Training will also inform the community and selected families on what they need to contribute to make this project a success. They must mobilize locally available materials, such as bricks, clean sand, hardcore, and ballast. The five families chosen for sanitation platforms must prepare by sinking a pit for the sanitation platforms to be placed over. All community members must work together to make sure that accommodations and food are always provided for the work teams.

Spring Protection

Protecting the spring will ensure that the water is safe, adequate and secure. Construction will keep surface runoff and other contaminants out of the water. With the community’s high involvement in the process, there should be a good sense of responsibility and ownership for the new clean water source.

Fetching water is predominantly a female role, done by both women and young girls. Protecting the spring and offering training and support will, therefore, help empower the female members of the community by giving them more time and efforts to engage and invest in income-generating activities.

This project is a part of our shared program with Western Water And Sanitation Forum (WEWASAFO). Our team is pleased to provide the reports for this project (edited for readability) thanks to the hard work of our friends in Kenya.

Project Updates

08/07/2018: Luvambo Community Project Underway

Dirty water from Timona Spring is making people in Luvambo Community sick. Thanks to your generosity, we’re working to install a clean water point and much more.

Get to know your community through the narrative and pictures we’ve posted, and read about this water, sanitation and hygiene project. We look forward to reaching out with more good news!

The Water Project : kenya18135-fetching-water-at-the-spring
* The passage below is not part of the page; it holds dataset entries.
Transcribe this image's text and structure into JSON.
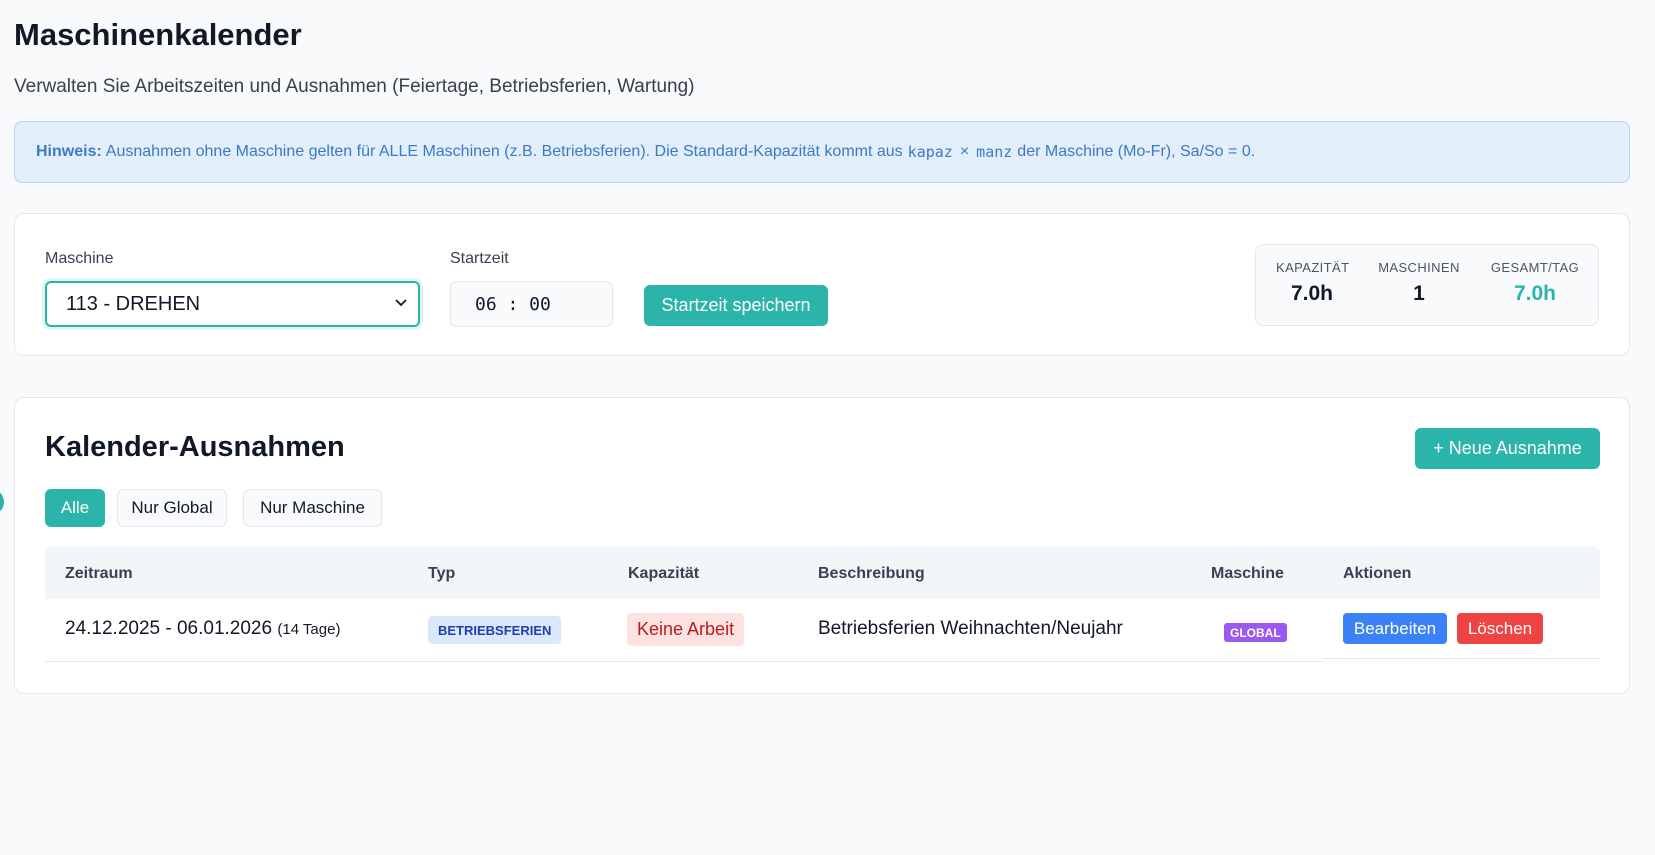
{
  "page": {
    "title": "Maschinenkalender",
    "subtitle": "Verwalten Sie Arbeitszeiten und Ausnahmen (Feiertage, Betriebsferien, Wartung)"
  },
  "hint": {
    "label": "Hinweis:",
    "text_before": "Ausnahmen ohne Maschine gelten für ALLE Maschinen (z.B. Betriebsferien). Die Standard-Kapazität kommt aus",
    "code1": "kapaz",
    "operator": "×",
    "code2": "manz",
    "text_after": "der Maschine (Mo-Fr), Sa/So = 0."
  },
  "settings": {
    "machine_label": "Maschine",
    "machine_value": "113 - DREHEN",
    "start_label": "Startzeit",
    "start_value": "06 : 00",
    "save_button": "Startzeit speichern"
  },
  "stats": {
    "capacity_label": "KAPAZITÄT",
    "capacity_value": "7.0h",
    "machines_label": "MASCHINEN",
    "machines_value": "1",
    "total_label": "GESAMT/TAG",
    "total_value": "7.0h"
  },
  "exceptions": {
    "title": "Kalender-Ausnahmen",
    "new_button": "+ Neue Ausnahme",
    "filters": [
      "Alle",
      "Nur Global",
      "Nur Maschine"
    ],
    "active_filter": "Alle",
    "columns": [
      "Zeitraum",
      "Typ",
      "Kapazität",
      "Beschreibung",
      "Maschine",
      "Aktionen"
    ],
    "rows": [
      {
        "period": "24.12.2025 - 06.01.2026",
        "duration": "(14 Tage)",
        "type": "BETRIEBSFERIEN",
        "capacity": "Keine Arbeit",
        "description": "Betriebsferien Weihnachten/Neujahr",
        "machine": "GLOBAL",
        "edit": "Bearbeiten",
        "delete": "Löschen"
      }
    ]
  },
  "colors": {
    "accent": "#2bb5aa",
    "hint_bg": "#e3eefb",
    "hint_text": "#3b7ac4",
    "edit_button": "#3b82f6",
    "delete_button": "#ef4444",
    "global_badge": "#9b59f0"
  },
  "icons": {
    "select_chevron": "chevron-down-icon"
  }
}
Project Photos

Project Type

Protected Spring

In many communities, natural springs exist as water flows from cracks in rocky ground or the side of a hill.  Springs provide reliable water but that doesn’t mean safe. When left open they become contaminated by surface contamination, animal and human waste and rain runoff. The solution is to protect the source. First, you excavate around the exact source area of the spring. Then, you build a protective reservoir for water flow, which leads to a concrete spring box and collection area. Safe water typically flows year-round and there is very limited ongoing maintenance needed!


St. Therese Foundation